Three-quarters of voters in November supported enshrining an independent ethics commission in the state Constitution, making New Mexico one of more than 40 states with similar oversight bodies. Just getting an ethics commission took more than a decade and contentious year-in, year-out legislative debates. But the most the difficult year may be 2019. State lawmakers over the next 60 days will make big decisions about the seven-member commission: how much power it has, how much funding it gets, and, perhaps thorniest of all, how open and transparent its work will be. These questions will revive old battle lines from the past nearly 15 years when a bipartisan collection of supporters in the Legislature annually squared off against an equally bipartisan coalition of opponents.

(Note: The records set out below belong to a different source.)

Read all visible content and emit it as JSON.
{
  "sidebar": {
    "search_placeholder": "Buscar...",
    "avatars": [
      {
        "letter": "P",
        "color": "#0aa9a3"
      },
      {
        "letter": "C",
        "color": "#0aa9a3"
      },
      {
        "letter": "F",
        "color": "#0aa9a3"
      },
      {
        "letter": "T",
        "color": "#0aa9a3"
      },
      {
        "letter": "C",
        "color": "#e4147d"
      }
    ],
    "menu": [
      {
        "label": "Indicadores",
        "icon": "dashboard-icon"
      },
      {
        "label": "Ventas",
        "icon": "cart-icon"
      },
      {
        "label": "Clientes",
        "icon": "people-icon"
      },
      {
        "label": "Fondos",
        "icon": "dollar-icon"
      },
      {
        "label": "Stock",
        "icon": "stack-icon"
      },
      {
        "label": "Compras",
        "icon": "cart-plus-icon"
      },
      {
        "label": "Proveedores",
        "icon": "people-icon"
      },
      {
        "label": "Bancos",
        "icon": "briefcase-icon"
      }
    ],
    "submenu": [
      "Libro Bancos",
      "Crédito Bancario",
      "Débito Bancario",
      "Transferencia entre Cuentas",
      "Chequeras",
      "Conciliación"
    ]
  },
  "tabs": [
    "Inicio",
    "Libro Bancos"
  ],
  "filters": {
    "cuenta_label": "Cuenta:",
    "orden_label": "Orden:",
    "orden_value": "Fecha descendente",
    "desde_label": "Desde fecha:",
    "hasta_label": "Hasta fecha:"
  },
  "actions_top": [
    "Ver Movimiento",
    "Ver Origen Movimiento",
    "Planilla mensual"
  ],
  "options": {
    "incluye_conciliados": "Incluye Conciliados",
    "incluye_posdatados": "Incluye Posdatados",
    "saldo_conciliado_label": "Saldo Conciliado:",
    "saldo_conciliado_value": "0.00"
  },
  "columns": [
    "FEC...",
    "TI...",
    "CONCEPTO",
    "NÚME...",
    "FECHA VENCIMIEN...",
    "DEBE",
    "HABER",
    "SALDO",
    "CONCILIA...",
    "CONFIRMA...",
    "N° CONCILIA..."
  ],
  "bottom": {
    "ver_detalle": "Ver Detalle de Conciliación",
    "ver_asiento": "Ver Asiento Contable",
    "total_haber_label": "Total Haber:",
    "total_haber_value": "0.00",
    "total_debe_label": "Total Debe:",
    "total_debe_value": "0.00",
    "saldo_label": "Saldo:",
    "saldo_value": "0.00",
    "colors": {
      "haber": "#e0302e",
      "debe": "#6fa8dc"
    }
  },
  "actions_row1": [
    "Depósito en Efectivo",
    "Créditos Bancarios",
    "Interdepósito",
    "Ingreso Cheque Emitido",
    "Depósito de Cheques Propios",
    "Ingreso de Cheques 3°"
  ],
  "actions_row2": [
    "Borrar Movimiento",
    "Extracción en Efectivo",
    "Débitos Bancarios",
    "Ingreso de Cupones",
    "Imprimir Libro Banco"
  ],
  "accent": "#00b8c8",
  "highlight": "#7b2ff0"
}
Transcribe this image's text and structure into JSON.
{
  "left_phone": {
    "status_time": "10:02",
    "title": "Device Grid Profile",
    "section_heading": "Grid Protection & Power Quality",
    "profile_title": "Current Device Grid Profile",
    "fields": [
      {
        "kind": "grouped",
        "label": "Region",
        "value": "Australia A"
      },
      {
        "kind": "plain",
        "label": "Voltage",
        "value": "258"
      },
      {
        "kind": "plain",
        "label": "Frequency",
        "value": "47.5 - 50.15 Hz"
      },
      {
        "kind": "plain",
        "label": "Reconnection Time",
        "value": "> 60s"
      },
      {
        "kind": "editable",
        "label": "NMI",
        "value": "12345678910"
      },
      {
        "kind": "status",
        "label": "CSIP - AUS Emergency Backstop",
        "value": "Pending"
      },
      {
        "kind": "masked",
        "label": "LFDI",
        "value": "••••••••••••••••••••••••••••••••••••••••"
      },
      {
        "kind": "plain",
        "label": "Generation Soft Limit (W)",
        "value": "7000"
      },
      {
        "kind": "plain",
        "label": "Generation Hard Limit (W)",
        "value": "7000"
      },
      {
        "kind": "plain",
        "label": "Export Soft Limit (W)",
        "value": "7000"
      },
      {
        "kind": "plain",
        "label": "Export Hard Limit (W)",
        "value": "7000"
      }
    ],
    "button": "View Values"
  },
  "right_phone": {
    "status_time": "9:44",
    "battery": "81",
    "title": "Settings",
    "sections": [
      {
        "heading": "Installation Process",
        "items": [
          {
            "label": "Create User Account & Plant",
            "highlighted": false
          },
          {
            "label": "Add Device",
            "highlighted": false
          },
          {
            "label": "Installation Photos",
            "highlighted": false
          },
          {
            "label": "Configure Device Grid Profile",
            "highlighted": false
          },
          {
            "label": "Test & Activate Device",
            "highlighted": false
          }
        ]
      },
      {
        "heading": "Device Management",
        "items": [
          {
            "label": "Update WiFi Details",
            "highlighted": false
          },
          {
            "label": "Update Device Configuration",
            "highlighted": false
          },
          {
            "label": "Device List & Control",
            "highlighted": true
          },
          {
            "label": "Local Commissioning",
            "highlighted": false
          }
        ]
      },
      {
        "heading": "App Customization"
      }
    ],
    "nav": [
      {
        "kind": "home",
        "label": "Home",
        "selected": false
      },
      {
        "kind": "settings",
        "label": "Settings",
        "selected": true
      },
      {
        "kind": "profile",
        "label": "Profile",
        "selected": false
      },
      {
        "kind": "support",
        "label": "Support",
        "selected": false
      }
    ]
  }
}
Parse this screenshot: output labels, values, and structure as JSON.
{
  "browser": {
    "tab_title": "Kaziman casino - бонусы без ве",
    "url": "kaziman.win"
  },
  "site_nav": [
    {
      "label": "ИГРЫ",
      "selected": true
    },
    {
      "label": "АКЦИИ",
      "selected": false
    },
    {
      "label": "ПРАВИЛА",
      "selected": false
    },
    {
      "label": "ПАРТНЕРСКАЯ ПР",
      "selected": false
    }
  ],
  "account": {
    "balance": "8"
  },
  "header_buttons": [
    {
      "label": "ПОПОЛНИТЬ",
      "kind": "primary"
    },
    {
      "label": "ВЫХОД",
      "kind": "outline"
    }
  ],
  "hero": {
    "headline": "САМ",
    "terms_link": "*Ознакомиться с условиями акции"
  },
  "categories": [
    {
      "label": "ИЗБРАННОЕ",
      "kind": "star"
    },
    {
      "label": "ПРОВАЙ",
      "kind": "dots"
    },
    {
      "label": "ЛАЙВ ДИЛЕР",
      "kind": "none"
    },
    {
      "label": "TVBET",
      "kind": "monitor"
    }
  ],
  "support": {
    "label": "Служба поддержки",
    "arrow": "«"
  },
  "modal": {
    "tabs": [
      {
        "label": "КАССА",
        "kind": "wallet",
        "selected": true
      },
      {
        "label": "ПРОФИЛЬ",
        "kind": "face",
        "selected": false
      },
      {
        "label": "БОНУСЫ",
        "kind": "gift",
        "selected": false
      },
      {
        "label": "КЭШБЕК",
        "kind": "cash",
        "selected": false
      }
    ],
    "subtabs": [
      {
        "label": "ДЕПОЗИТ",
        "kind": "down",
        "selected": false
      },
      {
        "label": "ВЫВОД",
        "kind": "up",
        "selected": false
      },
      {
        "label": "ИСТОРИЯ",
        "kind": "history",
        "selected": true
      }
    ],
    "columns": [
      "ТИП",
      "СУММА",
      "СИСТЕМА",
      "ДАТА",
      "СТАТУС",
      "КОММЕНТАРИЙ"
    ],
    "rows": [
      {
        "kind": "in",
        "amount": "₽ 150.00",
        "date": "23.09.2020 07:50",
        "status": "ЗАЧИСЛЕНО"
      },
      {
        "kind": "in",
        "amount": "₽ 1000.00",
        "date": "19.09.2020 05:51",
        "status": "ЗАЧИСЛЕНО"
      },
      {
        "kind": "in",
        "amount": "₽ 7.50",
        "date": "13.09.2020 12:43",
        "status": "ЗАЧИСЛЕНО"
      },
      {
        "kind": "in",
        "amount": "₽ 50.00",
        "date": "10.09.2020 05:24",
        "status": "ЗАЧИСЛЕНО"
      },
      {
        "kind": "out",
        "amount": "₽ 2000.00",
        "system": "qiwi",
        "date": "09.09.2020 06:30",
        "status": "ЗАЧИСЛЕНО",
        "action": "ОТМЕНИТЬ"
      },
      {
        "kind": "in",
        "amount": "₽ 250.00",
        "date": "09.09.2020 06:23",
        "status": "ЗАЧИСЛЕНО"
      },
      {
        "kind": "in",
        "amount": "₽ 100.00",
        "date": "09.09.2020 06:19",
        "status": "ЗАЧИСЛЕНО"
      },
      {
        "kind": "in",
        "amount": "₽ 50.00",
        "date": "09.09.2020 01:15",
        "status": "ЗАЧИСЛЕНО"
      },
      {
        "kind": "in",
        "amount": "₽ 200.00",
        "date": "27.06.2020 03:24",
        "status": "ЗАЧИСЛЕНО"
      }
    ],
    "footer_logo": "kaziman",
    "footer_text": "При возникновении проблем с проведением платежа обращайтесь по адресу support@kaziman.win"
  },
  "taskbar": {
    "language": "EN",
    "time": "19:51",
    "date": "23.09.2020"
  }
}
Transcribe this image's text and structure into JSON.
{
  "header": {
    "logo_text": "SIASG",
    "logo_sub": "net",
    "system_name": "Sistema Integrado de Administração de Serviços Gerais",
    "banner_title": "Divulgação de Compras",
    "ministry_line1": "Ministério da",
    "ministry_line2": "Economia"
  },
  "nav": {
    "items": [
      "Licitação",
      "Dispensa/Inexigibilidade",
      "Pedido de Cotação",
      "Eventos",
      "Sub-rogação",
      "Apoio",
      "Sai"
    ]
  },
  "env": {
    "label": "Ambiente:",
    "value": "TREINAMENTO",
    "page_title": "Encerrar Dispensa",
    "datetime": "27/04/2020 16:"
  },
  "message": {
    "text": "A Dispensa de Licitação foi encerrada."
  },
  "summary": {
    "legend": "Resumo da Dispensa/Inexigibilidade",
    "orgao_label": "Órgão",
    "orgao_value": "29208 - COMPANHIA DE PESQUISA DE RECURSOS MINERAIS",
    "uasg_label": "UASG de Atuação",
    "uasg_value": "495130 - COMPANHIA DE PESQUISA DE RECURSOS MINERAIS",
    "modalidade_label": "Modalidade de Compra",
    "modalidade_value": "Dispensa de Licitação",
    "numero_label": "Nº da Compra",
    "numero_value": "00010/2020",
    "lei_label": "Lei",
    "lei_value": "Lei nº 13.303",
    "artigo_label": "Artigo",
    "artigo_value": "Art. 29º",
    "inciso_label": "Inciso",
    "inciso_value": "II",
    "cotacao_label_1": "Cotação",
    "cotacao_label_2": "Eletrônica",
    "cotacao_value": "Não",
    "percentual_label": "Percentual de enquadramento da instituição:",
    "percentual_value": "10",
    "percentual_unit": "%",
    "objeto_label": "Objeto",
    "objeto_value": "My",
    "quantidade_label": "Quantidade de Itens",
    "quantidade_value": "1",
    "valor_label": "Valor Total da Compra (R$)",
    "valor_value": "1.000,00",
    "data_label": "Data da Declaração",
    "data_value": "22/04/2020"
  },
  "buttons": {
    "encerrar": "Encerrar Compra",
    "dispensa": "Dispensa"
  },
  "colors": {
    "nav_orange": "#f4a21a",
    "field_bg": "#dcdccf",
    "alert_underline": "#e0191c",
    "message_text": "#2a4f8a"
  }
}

Two of the nation’s largest private prison companies have given nearly $33,000 to New Mexico’s congressional representatives and state lawmakers over the past year and a half, a review of campaign finance records by New Mexico In Depth shows. The two operators — the GEO Group Inc. and CoreCivic, which have maintained a major presence in New Mexico for decades — have come in for criticism over the years from immigration attorneys and advocates for warehousing immigrants under multiple presidential administrations. The focus has sharpened as the nation debates the Trump administration’s stepped-up immigration enforcement policies at the border. Across the country the two private prison operators have spent considerable money to influence government policy and have made sizable profits from detaining immigrants in their facilities, according to the Migration Policy Institute. The institute is an independent, nonpartisan, nonprofit think tank in Washington, D.C., dedicated to analysis of the movement of people worldwide.